[PROBLEM REQUIREMENTS]:
Give back every line of the material below that has the string "Tecca".

========================================================================

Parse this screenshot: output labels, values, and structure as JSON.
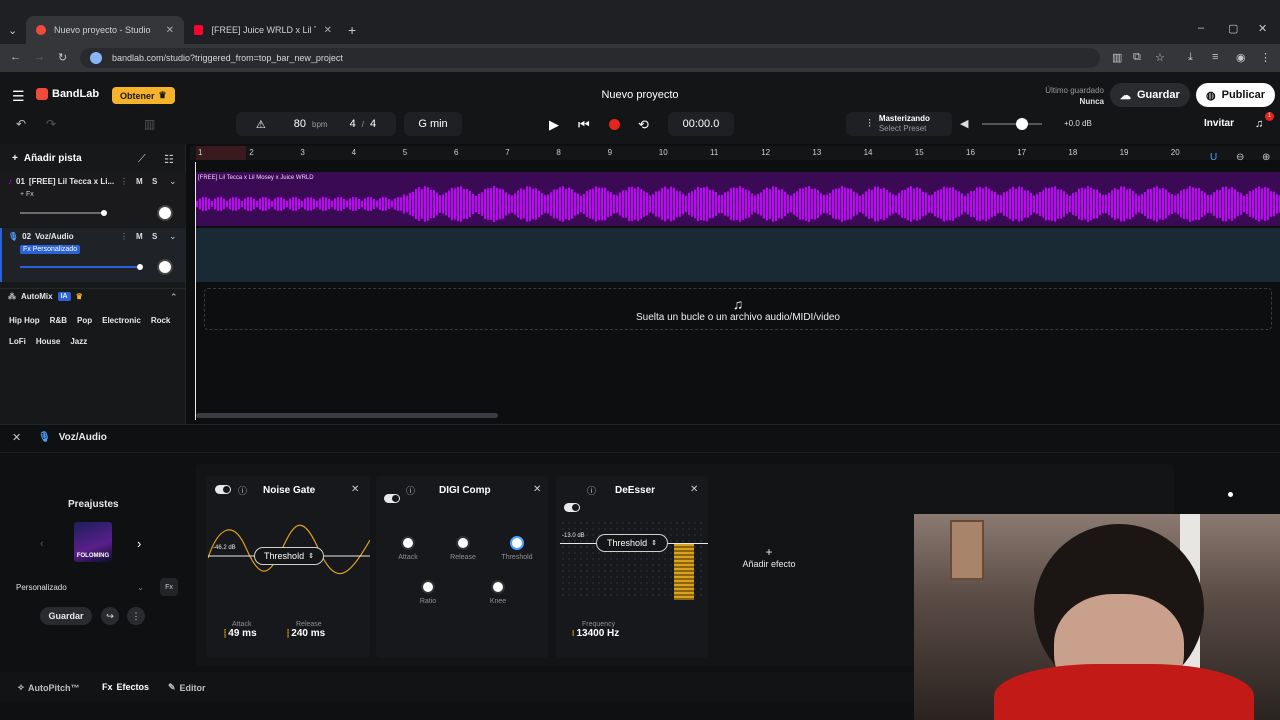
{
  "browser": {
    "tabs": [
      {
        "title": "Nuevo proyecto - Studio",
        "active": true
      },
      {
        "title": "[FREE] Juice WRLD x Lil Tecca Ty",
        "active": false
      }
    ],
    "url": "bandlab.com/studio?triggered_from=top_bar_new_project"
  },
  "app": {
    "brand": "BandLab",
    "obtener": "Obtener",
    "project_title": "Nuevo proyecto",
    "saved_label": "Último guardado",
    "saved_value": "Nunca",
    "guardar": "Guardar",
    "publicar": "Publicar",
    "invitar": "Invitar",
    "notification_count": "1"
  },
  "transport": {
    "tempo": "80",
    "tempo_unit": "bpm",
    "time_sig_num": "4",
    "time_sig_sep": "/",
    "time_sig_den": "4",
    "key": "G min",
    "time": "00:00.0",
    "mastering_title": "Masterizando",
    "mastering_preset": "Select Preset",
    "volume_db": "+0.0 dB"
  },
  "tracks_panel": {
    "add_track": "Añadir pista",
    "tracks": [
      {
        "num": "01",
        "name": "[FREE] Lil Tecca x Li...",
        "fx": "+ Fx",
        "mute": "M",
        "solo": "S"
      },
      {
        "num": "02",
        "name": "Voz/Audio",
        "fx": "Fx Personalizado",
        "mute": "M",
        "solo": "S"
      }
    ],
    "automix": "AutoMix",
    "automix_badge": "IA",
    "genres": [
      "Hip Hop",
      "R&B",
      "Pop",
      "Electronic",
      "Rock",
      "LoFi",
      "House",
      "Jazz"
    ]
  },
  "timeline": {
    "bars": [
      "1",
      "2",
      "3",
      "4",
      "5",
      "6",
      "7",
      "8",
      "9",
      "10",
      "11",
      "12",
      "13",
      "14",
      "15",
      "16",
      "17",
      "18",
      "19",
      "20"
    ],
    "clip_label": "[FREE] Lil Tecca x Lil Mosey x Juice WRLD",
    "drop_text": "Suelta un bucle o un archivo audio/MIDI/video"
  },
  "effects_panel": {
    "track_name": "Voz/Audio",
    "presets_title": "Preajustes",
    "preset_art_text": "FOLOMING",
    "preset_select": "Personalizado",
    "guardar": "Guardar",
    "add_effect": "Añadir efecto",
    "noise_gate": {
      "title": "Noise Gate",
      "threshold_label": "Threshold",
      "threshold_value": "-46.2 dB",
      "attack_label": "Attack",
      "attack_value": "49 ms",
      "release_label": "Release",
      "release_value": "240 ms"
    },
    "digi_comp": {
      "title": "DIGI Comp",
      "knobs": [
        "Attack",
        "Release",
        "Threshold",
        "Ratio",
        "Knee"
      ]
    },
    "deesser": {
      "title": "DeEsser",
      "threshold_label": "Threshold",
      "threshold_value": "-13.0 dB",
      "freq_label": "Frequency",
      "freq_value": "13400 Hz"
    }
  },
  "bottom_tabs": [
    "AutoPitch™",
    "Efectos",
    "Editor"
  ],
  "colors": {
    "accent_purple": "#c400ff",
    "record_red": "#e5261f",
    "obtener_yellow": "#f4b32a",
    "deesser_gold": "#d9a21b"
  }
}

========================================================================

[SOLUTION TO THE PROBLEM]:
        "title": "[FREE] Juice WRLD x Lil Tecca Ty",
        "name": "[FREE] Lil Tecca x Li...",
    "clip_label": "[FREE] Lil Tecca x Lil Mosey x Juice WRLD",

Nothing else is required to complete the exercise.